- [DATA PROVIDED]:
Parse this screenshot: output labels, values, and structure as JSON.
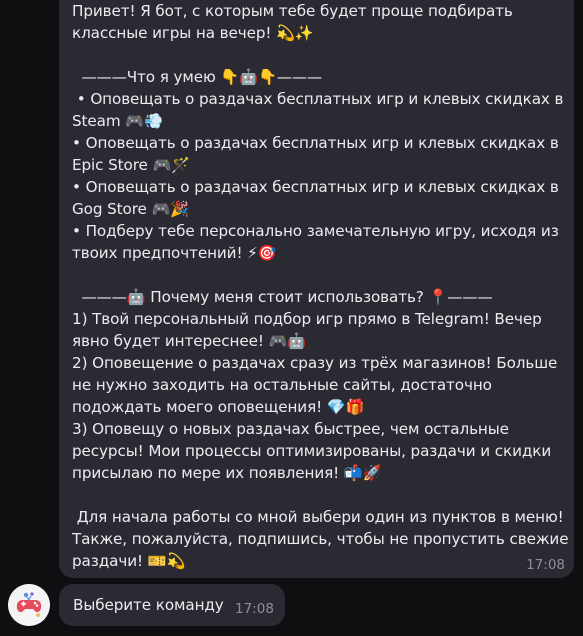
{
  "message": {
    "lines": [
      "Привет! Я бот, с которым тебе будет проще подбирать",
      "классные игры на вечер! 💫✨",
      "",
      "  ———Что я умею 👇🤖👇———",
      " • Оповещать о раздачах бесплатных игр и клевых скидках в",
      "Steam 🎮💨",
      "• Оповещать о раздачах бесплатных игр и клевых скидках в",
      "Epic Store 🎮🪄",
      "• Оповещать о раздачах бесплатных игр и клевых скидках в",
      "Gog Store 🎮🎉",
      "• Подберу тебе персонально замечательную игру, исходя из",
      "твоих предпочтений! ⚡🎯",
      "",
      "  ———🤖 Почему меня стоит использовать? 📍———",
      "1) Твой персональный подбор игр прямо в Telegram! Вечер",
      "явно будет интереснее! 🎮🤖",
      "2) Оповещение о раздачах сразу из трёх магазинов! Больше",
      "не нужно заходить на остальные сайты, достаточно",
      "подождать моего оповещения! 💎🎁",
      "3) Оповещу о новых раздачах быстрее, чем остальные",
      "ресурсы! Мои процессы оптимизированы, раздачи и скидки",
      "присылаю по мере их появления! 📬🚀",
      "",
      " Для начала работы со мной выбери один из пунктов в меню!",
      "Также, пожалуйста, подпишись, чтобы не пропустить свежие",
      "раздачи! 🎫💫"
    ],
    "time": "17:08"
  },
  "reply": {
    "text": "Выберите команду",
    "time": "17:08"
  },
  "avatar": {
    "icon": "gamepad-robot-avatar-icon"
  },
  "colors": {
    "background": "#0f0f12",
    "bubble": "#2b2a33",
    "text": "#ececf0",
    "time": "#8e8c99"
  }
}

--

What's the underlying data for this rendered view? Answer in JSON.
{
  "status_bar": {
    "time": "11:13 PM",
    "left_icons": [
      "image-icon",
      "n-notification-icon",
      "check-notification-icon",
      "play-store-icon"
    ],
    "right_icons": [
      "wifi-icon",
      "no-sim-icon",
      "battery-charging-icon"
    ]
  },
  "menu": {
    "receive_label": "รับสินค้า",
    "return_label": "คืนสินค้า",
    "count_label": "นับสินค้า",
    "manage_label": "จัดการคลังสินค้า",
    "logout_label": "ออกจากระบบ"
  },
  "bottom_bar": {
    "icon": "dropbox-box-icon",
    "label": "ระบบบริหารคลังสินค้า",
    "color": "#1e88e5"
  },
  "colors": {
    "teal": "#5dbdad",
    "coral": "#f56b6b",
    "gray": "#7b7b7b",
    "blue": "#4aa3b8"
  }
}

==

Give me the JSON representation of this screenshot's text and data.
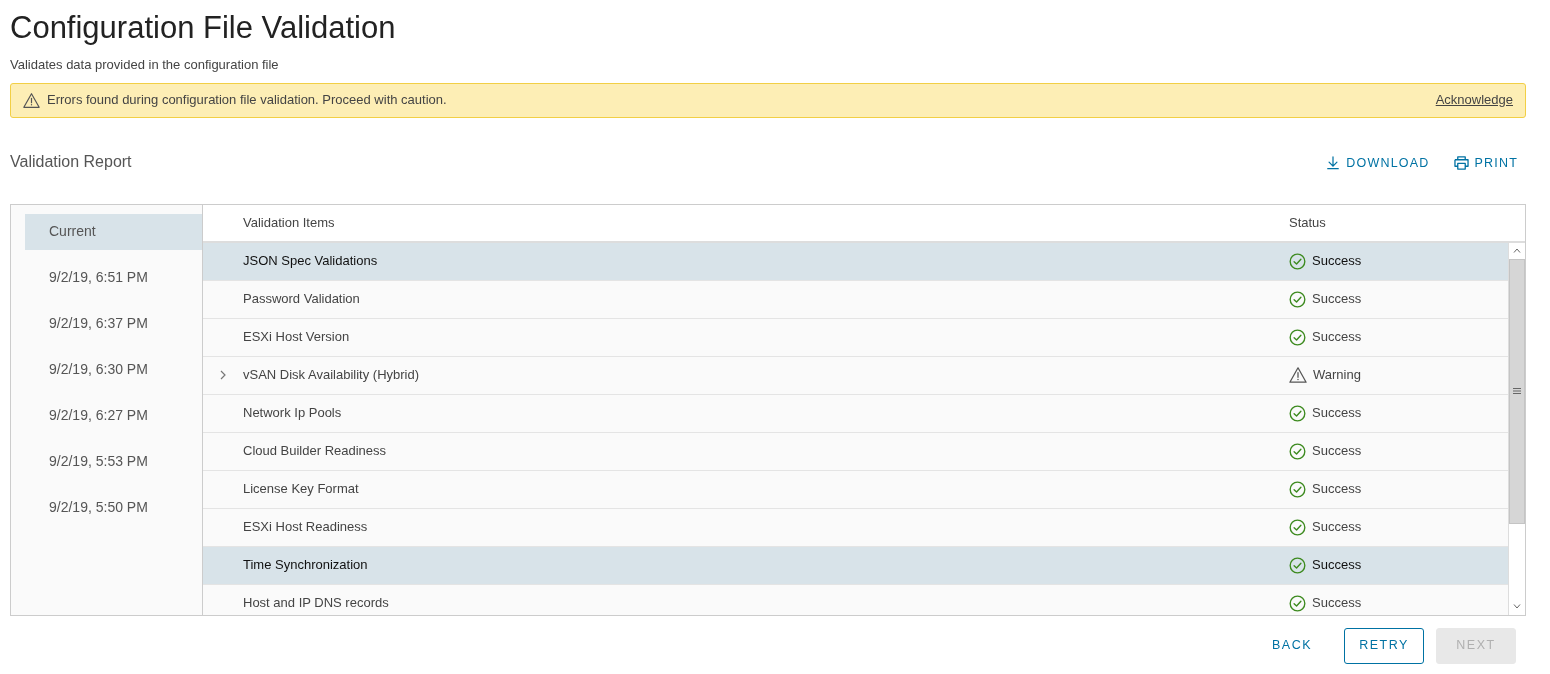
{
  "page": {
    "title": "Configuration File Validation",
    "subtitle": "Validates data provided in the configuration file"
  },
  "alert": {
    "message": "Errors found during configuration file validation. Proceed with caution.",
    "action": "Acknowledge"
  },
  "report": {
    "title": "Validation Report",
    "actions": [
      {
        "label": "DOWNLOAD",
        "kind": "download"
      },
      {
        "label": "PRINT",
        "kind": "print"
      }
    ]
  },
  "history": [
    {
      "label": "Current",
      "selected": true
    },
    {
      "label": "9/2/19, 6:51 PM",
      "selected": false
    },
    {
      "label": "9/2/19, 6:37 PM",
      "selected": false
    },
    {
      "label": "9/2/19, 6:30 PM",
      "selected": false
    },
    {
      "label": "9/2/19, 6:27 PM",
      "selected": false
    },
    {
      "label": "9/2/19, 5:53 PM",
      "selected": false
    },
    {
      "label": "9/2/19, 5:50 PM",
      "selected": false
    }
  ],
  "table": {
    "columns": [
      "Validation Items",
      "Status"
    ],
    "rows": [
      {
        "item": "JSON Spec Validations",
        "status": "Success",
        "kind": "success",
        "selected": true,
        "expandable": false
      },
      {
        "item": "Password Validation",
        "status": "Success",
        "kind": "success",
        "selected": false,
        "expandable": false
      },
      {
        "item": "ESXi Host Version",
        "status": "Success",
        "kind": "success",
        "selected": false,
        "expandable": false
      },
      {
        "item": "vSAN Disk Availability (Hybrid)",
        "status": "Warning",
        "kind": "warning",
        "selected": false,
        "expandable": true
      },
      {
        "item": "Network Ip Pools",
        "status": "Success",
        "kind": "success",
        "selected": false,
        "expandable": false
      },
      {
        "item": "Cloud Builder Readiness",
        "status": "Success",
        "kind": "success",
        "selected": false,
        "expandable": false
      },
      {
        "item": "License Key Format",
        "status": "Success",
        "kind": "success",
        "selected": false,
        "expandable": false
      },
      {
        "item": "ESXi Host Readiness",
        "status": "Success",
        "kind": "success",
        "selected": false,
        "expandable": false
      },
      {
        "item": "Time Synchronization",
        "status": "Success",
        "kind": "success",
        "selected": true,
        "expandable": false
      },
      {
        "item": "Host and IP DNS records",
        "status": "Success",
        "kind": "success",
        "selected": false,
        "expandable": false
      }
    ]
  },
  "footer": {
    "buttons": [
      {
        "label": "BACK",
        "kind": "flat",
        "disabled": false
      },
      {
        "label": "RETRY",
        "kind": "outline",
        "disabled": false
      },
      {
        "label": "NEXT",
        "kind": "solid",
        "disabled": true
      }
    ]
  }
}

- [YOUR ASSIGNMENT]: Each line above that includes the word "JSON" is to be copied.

- [WRITTEN REPLY]:
Parse this screenshot: output labels, values, and structure as JSON.
What's the underlying data for this rendered view? Answer in JSON.
Give me the JSON representation of this screenshot's text and data.
        "item": "JSON Spec Validations",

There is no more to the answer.